Parents and educators want to help raise children who grow into capable, happy and successful adults. But to what extent are our achievements determined by our genes and by how we are raised and educated?

Paul Tough has researched the factors influencing how children succeed and released a now popular book on his findings. In a nutshell his argument says that character and “grit” are far more important in determining success than the IQ we are born with.

When we talk about grit and character, what do we mean? We’re talking about developing character traits such as conscientiousness, curiosity, optimism, gratitude, perseverance and much more. In essence, Tough is saying it’s more important to develop our social and emotional intelligence, regardless of the traditional intelligence we were born with.

Social and emotional intelligence might sound like new age vague ideas. In fact, they refer to skills and aptitudes that we know are important, but assume you either have or you don’t. But just as you can learn to be better at maths, you can learn to respond to life in a more socially aware and emotionally mature way.

In Tough’s research he talks extensively about the role parents have to play in ensuring their children develop these skills from a young age. And as you by now know, here at Education Equals, we believe that the role parents have to play in education is paramount to the development of their children.

As teachers, Charlene and I can readily identify those students who will succeed in school and life by the types of traits they exhibit on an everyday basis. I’d like to talk about a few of the character traits that help a child on the path to success, regardless of their IQ, and ways in which you can help your child develop them.

Perseverance (or grit)

I can always guarantee that those students who consistently persevere with their studies of mathematics will see strong progress and real success. I don’t expect that they can do so without support and guidance, but if they put in the hard work, even when their results are at first disappointing, they will achieve amazing progress in at most 1 year.
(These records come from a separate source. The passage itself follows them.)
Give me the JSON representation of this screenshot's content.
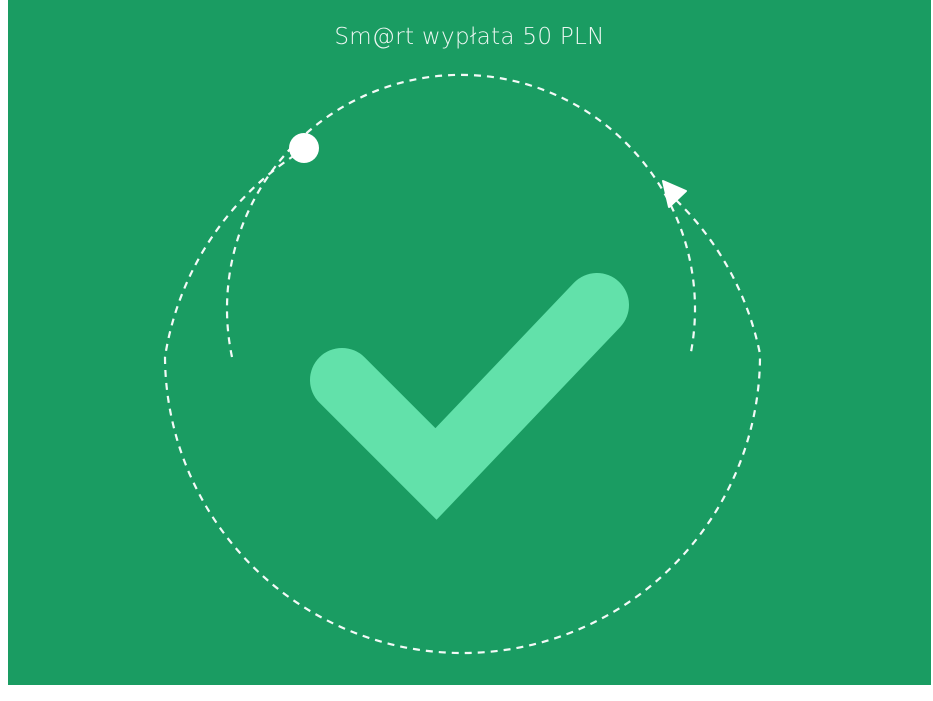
{
  "screen": {
    "title": "Sm@rt wypłata 50 PLN",
    "background_color": "#1a9c62",
    "check_color": "#62e1aa",
    "line_color": "#ffffff"
  },
  "graphics": {
    "center_icon": "checkmark-icon",
    "ring_decoration": "dashed-rings",
    "start_marker": "circle-dot-icon",
    "end_marker": "arrowhead-icon"
  }
}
There are few students however who decide to persevere. Those who do generally do so because it’s in their character. Others, because they are feeling the pressure from their parents and teachers to put the effort in. Then there’s a special few who decide to trust you and give it a go.

It’s important that you give your child many opportunities to choose to persevere, even though this may be unpleasant for them. Provide them with challenges, especially intellectual challenges, and don’t allow them to choose to give up or give in. Push them forward and help them pull themselves forward with a clear goal and focus in mind. The earlier they learn to persevere, and the earlier they learn that the pay offs are worth it, the easier they will find the learning experience.


Students who are naturally curious are more suited to the school environment. A questioning and inquisitive mind will find an opportunity to learn something each day and is less likely to partake in boredom and apathy. I’m not saying they’ll find each and every lesson fascinating, but they will have the natural inclination to see what they can learn in each lesson.

To engage and develop curiosity, children need to be exposed to our fascinating world. Passive entertainment dampens curiosity and in turn, imagination. Where entertainment is always delivered to children, for example through TV and online games, they will find no opportunity to be curious. But where entertainment is active and requires input from the child, they will develop curiosity and imagination.

Check out our activities which are both educational in nature and also designed to spark curiosity and exploration. We also regularly share the great work others are doing in helping you to develop curiosity in your kids.


Conscientiousness goes hand in hand with perseverance, but is different again. Students who display a conscientious attitude show a desire to do their very best, with pride and dedication to detail. They display self-discipline and hard work, are organised and plan ahead.

It’s wonderful if your child is naturally inclined towards conscientious behaviour, but there is much you can do to help your child develop this trait. The first thing to do is help them develop their organisation. Reflect organisation in your home and in your routine, and help your kids do the same. Provide them with incentives to take pride in their room, their creative pursuits and any work they produce. Help them learn to keep a tidy and organised school bag, to neatly paste or file worksheets and to look after their belongings with care. This might take a lot of perseverance on your part, but as discussed above, it will be well worth it!


We have talked extensively about the importance of resilience to growing up as a well adjusted individual. Instead of talking more about it here I encourage you to read this post.

Resourcefulness (Self-Reliance)

A child that is resourceful and self-reliant has full confidence in their ability to learn anything and achieve their goals. They don’t feel constrained by their school, their family or their peers, and are completely confident of their ability to find answers to any question and to solve any problem they might have. They don’t feel like a victim of their circumstances or place blame on others, instead they look forward to the opportunity to find new ways forward.

I have a post on developing resourcefulness coming next week so stay tuned!

Embrace your children as they are, and at the same time help them develop character traits that will enable them to navigate life successfully. Character traits are not fixed, and with your guidance, you can help your children become empowered and wonderfully capable individuals.

Photo credit: lostinangeles / Foter / CC BY-NC-SA